- Posted By: Richard B Standiford
- Written by: Rick Standiford, Forestry Specialist, UC Berkeley; Ralph Phillips, UCCE Livestock Advisor Emeritus; Neil McDougald, UCCE Natural Resource Advisor
Two thinning studies in the southern Sierra Nevada resulted in enhanced acorn production. A thinning experiment evaluating three levels of stocking for blue oak (Quercus douglasii Hook. & Arn.) was initiated in 1994 near California Hot Springs, California in Tulare County. The goal of the thinning was to evaluate how oak canopy overstory levels affected individual and stand tree growth, forage production, grassland diversity, and oak regeneration. The control level for the unthinned stand was close to 100 square feet per acre with a tree canopy level of 55 percent. The stands were thinned to 1/3 and 2/3 of the existing basal area level. In the first year after thinning, in addition to tree and grassland measurements, there was a measurement of acorn production by rating each tree using the four-class system developed by the Department of Fish and Game (see below).
(lbs./10 sq. ft. of canopy)
No acorns visible on tree
Acorns visible only after close examination.

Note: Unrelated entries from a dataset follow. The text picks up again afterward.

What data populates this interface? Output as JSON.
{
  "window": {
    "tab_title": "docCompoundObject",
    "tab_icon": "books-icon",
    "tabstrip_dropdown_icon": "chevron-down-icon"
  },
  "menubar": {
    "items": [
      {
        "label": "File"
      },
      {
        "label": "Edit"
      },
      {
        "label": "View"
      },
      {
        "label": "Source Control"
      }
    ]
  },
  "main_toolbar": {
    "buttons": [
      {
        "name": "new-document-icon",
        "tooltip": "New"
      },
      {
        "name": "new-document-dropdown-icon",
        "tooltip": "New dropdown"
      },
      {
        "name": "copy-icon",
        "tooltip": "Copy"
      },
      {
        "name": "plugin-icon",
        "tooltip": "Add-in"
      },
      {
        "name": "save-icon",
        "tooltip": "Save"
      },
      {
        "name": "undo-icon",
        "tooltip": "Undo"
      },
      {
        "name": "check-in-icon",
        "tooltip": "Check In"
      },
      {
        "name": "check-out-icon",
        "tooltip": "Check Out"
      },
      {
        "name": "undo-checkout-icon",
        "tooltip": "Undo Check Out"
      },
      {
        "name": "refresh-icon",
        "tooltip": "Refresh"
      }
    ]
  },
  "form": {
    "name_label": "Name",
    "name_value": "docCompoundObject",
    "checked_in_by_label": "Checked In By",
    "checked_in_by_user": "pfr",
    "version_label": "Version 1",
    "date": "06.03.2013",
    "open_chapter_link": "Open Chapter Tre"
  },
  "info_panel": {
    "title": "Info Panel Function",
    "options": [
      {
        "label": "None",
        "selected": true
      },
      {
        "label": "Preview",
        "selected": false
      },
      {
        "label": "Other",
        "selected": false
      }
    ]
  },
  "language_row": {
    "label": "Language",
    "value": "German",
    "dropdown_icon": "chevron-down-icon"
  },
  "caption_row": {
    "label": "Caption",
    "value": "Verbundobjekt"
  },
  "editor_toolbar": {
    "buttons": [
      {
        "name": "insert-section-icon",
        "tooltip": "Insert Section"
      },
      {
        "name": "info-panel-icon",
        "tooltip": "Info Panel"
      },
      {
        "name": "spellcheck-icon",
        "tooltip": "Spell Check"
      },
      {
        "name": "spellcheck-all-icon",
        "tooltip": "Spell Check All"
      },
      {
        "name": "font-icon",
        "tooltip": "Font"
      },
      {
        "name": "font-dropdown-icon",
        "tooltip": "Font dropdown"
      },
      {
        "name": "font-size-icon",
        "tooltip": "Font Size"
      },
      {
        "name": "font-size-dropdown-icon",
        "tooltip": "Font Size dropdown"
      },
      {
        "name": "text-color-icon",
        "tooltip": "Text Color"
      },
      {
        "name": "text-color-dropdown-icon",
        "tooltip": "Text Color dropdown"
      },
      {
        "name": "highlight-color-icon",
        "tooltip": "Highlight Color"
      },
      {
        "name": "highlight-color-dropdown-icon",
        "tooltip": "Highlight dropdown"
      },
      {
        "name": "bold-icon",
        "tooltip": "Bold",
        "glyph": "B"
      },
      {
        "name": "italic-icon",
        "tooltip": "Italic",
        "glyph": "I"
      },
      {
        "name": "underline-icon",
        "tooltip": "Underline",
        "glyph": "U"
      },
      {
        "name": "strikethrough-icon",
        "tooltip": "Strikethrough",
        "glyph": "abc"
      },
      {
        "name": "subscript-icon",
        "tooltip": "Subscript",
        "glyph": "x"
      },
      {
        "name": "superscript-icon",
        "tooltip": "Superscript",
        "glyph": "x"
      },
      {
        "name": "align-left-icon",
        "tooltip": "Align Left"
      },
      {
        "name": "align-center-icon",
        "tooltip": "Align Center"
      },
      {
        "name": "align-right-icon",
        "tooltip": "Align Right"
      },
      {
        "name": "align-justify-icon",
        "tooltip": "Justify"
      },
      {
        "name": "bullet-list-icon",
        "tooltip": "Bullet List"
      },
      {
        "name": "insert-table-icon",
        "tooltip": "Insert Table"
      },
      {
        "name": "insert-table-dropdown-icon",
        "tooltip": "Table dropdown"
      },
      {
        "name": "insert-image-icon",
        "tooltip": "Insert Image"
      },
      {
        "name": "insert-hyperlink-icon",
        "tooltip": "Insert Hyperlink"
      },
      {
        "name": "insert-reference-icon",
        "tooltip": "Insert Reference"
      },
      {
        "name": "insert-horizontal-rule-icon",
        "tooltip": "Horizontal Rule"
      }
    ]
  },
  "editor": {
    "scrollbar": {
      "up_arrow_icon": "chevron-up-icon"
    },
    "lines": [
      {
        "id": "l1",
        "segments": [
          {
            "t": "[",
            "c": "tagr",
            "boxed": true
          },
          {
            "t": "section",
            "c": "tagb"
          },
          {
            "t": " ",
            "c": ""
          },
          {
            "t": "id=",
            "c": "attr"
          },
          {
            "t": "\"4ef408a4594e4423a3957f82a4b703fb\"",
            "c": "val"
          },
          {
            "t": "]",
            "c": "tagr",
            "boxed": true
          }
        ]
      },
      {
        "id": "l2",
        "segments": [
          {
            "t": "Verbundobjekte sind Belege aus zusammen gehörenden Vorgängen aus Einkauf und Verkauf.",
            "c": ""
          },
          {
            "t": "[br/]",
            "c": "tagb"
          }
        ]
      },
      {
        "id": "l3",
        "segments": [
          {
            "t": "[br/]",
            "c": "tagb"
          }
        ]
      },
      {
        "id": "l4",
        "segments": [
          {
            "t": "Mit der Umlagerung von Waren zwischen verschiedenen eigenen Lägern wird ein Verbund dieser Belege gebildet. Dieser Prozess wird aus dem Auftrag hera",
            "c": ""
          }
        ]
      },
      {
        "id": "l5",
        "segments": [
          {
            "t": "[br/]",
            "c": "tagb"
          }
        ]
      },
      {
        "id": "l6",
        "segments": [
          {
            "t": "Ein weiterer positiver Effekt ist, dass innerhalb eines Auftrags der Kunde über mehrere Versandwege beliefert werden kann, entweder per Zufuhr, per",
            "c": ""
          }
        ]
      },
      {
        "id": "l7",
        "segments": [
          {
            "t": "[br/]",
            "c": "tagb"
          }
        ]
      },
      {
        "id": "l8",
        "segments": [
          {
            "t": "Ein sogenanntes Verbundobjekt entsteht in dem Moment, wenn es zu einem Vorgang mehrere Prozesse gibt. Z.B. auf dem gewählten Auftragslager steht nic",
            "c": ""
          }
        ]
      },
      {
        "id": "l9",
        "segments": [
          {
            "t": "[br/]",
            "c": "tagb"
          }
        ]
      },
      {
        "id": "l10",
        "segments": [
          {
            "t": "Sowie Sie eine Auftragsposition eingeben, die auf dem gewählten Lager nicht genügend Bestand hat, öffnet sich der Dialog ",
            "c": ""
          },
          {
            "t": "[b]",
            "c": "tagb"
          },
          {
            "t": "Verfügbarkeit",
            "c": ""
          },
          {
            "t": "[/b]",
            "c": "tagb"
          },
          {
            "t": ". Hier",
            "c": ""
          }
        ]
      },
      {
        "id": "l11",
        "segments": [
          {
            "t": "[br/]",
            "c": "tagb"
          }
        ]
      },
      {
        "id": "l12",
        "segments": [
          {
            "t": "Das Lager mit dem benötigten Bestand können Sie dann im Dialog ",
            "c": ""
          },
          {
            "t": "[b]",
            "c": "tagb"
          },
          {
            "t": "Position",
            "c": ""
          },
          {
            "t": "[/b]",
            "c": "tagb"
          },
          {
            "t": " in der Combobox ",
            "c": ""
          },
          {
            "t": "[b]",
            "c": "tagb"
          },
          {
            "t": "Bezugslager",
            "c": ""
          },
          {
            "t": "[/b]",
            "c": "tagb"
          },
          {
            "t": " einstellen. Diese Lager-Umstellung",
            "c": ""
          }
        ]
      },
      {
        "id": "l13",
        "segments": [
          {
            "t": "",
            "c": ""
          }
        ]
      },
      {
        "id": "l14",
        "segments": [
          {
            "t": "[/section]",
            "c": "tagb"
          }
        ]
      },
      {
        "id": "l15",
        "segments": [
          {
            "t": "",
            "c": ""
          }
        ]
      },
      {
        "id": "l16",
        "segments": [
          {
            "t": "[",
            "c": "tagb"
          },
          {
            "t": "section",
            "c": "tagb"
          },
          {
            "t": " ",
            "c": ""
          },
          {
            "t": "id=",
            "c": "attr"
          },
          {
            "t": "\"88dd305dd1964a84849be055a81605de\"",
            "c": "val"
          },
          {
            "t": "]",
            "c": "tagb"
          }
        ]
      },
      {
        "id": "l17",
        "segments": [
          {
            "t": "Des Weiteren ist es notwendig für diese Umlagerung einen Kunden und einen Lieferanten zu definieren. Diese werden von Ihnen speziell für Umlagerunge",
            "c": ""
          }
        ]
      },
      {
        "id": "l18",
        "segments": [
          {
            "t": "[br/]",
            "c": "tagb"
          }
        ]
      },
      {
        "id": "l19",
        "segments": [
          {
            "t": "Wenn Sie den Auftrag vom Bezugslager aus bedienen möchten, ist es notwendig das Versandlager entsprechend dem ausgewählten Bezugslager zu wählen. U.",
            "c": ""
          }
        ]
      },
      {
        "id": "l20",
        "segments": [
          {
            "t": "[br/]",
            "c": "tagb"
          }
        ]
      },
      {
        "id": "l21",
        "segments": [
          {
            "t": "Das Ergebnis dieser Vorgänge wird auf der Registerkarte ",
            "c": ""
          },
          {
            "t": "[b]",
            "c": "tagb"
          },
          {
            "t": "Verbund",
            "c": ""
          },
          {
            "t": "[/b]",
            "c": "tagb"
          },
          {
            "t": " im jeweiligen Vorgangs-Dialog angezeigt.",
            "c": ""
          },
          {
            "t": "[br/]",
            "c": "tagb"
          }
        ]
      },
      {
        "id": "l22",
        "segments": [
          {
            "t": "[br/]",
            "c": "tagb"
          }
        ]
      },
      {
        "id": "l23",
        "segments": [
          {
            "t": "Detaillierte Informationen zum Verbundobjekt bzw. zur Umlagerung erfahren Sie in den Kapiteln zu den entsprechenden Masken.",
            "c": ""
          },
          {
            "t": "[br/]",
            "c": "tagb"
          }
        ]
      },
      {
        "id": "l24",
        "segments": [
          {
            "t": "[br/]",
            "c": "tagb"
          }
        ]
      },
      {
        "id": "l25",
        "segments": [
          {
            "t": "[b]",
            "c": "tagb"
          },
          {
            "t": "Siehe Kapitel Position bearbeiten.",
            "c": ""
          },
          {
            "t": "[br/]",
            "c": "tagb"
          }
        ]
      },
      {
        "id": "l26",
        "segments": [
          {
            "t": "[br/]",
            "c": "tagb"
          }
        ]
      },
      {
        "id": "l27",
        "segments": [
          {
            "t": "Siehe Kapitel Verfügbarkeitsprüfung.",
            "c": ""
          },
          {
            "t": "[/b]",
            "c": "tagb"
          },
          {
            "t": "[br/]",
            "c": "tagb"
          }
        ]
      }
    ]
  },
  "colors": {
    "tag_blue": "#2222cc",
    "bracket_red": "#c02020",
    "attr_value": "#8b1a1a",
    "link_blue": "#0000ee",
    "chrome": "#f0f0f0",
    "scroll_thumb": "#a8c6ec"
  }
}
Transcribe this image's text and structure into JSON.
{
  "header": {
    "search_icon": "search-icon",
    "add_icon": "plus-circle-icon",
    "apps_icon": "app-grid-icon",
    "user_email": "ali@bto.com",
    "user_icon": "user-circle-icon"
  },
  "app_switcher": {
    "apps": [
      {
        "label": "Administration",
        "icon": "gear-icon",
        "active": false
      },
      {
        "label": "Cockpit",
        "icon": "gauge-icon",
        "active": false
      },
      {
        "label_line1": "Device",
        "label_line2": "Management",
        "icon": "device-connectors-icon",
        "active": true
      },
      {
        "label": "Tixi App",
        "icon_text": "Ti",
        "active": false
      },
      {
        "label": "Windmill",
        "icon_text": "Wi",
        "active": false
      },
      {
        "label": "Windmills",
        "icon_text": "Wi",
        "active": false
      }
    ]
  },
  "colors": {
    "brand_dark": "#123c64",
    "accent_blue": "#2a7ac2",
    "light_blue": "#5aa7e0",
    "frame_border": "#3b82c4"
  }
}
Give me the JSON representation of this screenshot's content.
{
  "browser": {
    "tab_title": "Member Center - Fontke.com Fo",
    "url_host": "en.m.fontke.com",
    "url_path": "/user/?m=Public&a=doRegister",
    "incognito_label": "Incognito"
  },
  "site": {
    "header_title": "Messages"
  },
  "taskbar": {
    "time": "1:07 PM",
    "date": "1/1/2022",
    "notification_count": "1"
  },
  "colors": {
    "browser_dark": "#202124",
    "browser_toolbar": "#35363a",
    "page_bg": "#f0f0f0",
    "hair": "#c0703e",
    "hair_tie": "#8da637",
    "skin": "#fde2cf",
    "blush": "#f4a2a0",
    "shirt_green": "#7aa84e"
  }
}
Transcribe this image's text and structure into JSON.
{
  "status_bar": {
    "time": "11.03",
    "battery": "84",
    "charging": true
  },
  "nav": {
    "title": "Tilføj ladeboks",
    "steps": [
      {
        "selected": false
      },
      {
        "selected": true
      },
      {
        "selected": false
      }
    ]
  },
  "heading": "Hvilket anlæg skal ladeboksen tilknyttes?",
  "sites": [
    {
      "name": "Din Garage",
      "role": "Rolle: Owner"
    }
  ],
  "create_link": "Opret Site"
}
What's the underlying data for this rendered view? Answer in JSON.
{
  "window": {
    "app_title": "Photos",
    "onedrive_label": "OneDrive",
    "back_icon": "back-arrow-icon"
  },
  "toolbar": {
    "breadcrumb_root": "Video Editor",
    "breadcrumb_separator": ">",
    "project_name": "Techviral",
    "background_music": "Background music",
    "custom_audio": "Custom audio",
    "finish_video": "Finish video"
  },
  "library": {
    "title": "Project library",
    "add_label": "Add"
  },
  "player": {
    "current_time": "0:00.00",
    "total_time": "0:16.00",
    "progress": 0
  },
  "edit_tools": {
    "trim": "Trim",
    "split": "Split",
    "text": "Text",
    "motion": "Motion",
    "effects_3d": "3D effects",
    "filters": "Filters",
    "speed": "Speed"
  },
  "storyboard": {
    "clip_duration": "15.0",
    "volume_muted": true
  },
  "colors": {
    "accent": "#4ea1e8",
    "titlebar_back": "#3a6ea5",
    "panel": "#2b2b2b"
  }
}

Maybe 1 or 2 acorns are observed
Acorns are readily visible, but do not cover entire tree
Acorns are readily visible, cover entire tree. Limbs appear to sag from weight of acorns.
Figure 1 shows the impacts of the thinning on blue oak acorn production. For ease of presentation, we show the proportion of trees with no acorns (Acorn Class 1), to the proportion of trees with any acorns (Acorns Class 2, 3 or 4). This shows that for 5 of the 7 years we surveyed acorn production, the thinning treatments had a significant impact in increasing the proportion of blue oak trees with acorns. The two years with non-significance due to the thinning (1997 and 2002) were generally poor acorn years for the region.
Figure 1. Blue oak acorn production by thinning levels.
A second thinning study was carried out on interior live oak (Quercus wislizenii A. DC.) near North Fork, California in Madera County. This was a dense (close to 100 percent canopy cover) that developed after a wildfire 40 years previously. The same three thinning treatment levels were carried out, namely control/unthinned (75 square feet per acre), and a 1/3 and 2/3 thinning. In addition to tree growth, regeneration, and forage production data, acorn yields were also evaluated using the same procedure described above. Figure 2 shows the results of three years of observations on interior live oak acorn production. Thinning resulted in a significantly higher proportion of trees with acorns in all three years surveyed.
Figure 2. Interior live oak acorn production by thinning levels.
We evaluated the fire history of the blue oak thinning area using fire scars, and found the fire return interval from 1851 to 1966 was 12.8 years (+2.3 years), with no fires on the site since 1966. We might speculate that the historical density of blue oak stands was much lower during the period of regular fires, and the thinning created more open conditions that mimic the effects of a period of frequent, low intensity fires. The live oak stands were quite dense, following 40 years of fire exclusion. The more open stand conditions created by the thinning for both species in these studies resulted in a higher probability that a tree would produce acorns. Blue oak produces acorns that mature in the fall of the first year after spring flowering, while interior live oaks produce acorns that mature in the fall of the second year after flowering. Despite the differences in the physiological processes guiding acorn formation between these two species, these two studies show that thinning may play a key role in the yield of acorns from our oak woodlands.